▶ _Provided entries_:
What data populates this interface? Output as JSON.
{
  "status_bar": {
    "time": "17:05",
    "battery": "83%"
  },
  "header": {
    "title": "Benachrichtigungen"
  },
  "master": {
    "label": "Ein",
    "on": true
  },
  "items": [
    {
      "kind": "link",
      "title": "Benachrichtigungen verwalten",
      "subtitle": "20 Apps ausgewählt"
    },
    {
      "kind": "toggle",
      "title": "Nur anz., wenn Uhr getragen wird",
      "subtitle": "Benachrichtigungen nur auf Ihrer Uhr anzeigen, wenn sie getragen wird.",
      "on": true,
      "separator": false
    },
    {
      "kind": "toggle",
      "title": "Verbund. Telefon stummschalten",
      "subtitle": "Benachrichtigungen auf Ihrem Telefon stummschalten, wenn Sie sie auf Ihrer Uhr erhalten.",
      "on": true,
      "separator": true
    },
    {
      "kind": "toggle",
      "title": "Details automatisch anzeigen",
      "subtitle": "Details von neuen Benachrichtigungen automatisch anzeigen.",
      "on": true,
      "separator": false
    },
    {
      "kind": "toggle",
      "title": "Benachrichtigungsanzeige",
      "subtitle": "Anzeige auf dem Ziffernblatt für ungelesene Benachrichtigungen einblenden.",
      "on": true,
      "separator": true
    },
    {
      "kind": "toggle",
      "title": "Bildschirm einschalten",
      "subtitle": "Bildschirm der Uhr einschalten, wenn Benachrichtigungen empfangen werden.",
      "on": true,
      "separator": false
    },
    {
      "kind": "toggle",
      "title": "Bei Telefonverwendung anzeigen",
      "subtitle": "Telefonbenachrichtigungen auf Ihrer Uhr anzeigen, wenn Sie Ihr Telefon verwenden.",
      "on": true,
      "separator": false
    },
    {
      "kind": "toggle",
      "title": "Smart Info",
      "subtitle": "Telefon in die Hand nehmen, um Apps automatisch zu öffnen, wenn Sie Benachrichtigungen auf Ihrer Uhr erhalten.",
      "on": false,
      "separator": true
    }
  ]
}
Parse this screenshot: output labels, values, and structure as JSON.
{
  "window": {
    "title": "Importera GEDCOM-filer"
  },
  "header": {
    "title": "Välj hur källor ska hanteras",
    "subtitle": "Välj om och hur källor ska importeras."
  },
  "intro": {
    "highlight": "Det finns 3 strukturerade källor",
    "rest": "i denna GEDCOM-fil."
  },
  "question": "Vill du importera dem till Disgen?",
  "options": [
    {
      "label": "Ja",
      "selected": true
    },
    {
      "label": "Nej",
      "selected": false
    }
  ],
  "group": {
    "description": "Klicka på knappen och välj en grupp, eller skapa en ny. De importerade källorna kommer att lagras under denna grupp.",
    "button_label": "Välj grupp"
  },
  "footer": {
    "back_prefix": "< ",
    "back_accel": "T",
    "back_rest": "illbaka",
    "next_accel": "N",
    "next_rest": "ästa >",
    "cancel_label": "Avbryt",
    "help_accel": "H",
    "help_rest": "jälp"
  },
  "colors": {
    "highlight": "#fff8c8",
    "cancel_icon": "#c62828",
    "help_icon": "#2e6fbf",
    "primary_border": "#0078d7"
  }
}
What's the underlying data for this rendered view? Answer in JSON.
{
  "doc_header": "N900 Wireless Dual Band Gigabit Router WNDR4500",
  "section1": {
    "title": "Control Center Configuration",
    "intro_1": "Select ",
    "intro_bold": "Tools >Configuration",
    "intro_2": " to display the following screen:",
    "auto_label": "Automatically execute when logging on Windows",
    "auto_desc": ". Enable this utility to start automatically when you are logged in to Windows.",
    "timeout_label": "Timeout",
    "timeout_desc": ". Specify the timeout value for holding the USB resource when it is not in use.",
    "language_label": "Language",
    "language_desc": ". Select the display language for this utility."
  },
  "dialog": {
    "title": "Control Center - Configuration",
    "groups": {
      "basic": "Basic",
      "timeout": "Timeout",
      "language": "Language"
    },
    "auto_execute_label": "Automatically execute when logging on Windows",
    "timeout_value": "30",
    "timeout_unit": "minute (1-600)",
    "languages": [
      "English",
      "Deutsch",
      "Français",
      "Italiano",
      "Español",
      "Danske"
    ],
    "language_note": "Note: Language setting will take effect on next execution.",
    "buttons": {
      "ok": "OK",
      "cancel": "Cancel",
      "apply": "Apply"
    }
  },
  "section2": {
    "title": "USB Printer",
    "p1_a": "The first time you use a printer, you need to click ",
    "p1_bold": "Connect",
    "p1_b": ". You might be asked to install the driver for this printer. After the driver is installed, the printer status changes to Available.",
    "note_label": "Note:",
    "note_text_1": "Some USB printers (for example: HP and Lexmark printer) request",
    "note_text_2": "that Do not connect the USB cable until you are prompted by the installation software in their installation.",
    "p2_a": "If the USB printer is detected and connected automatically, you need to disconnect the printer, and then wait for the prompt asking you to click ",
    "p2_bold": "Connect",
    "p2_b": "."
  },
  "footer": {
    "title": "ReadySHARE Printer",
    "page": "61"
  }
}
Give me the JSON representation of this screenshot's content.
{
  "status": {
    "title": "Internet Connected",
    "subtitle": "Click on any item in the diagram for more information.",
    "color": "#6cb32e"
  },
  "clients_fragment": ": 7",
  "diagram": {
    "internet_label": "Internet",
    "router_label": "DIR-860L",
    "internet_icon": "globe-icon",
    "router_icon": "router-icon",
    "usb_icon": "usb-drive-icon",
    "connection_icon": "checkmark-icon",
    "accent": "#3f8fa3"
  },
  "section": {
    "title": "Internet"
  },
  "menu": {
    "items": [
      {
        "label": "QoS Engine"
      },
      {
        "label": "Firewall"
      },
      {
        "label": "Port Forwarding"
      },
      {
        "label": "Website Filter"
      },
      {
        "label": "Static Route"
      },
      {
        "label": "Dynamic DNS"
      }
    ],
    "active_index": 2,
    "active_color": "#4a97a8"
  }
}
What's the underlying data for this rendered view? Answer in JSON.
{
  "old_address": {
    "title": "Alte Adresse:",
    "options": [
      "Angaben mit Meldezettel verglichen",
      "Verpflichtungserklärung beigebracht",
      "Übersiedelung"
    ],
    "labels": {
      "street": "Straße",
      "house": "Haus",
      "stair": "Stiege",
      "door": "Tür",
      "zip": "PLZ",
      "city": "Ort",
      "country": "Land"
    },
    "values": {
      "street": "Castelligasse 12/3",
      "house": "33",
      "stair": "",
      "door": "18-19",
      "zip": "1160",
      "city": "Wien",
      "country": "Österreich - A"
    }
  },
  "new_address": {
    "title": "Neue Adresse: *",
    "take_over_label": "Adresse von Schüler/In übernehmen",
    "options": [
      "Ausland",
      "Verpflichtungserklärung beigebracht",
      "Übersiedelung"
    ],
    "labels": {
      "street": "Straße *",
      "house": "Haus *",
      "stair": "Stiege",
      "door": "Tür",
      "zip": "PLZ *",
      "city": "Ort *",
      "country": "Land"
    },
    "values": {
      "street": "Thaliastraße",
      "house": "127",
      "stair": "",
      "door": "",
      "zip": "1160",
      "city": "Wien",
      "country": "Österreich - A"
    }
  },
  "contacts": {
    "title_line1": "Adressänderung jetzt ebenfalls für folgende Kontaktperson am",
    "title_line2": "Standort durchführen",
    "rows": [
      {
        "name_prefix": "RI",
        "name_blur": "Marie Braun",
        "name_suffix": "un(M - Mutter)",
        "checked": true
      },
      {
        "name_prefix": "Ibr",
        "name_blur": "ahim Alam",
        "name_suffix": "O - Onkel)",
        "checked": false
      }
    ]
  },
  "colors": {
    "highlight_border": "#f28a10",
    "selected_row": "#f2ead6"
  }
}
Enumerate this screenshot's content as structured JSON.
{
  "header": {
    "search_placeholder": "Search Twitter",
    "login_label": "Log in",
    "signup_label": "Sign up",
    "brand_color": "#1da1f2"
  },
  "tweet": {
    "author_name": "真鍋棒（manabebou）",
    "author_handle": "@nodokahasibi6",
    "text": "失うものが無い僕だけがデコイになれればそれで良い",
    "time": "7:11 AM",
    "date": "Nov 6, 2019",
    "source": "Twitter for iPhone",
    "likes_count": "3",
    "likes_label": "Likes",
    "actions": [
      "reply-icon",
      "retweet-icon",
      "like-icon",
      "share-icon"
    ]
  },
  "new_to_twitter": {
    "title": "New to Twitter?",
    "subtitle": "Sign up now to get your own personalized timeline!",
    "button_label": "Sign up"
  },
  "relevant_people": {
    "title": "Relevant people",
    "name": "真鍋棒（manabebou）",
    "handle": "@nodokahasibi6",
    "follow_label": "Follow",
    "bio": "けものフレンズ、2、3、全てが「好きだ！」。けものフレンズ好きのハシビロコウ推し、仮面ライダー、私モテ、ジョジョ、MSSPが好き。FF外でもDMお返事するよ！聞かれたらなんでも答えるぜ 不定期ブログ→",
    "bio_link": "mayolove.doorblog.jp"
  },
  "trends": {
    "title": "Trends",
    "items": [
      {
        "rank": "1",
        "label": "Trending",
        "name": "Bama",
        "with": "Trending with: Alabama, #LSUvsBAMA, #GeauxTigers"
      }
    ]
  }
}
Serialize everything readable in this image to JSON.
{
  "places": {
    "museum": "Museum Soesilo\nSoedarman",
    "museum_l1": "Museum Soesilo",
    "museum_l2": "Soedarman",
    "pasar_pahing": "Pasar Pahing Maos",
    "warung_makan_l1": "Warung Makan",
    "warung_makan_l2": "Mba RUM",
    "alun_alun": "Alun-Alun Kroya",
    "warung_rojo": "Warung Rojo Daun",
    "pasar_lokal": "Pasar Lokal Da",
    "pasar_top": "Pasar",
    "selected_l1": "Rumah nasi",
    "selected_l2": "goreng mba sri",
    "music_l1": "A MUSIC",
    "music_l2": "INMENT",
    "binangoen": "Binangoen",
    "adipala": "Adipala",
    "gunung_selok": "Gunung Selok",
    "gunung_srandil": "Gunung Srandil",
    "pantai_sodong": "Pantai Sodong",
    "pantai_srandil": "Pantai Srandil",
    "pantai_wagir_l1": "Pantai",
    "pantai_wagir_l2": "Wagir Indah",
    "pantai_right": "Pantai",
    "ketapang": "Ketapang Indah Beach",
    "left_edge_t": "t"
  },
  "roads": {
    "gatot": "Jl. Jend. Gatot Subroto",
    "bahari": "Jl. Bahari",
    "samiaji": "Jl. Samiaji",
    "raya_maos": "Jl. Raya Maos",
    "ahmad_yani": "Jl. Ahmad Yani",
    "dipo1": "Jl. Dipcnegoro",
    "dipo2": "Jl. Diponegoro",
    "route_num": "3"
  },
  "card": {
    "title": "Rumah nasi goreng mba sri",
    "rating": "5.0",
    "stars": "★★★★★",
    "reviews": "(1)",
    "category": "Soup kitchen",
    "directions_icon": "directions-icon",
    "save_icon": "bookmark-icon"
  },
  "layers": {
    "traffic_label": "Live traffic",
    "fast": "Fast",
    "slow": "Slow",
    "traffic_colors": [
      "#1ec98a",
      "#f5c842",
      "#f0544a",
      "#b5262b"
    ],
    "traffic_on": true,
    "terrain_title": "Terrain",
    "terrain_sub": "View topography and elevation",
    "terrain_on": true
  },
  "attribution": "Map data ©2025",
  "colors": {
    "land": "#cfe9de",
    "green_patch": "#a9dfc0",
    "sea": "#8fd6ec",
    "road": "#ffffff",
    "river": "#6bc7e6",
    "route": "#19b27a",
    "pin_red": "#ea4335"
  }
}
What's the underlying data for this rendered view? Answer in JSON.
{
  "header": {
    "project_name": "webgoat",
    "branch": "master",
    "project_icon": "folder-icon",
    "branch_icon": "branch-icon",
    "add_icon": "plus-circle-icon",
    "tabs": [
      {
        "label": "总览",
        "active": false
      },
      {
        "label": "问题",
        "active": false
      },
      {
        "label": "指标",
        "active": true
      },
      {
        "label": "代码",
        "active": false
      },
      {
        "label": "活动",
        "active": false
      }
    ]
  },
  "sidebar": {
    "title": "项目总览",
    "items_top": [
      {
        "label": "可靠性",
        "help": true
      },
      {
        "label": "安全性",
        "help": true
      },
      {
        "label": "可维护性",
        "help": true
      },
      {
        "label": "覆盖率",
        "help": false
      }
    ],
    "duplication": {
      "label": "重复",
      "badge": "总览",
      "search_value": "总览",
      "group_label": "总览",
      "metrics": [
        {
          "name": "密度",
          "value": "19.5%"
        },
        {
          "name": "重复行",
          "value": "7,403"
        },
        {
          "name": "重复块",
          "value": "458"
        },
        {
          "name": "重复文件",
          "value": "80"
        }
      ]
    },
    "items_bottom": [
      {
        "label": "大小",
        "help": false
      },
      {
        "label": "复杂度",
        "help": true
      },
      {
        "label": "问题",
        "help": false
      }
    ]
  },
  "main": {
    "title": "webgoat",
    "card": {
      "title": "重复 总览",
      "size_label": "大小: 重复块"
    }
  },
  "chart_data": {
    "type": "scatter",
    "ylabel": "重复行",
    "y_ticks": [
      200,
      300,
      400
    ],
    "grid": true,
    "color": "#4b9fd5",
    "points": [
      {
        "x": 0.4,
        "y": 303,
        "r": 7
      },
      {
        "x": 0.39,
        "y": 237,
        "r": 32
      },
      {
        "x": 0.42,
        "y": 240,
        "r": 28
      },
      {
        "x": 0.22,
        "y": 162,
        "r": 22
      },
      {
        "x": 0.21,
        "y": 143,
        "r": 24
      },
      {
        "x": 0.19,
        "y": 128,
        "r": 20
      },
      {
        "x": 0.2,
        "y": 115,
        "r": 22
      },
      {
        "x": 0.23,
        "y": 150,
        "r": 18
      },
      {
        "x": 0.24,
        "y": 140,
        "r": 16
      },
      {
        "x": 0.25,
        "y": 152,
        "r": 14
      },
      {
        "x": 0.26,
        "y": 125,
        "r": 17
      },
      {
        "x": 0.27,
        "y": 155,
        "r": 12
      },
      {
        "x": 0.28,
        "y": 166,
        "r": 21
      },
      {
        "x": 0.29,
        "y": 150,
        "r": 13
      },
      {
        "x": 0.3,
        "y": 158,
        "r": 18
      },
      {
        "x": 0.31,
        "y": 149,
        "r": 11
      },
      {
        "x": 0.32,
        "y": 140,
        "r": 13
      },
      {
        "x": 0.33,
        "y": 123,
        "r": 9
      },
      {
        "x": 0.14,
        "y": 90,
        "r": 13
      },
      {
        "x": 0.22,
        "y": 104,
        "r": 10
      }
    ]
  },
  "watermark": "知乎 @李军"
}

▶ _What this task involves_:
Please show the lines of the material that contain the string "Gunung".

▶ _Solution_:
    "gunung_selok": "Gunung Selok",
    "gunung_srandil": "Gunung Srandil",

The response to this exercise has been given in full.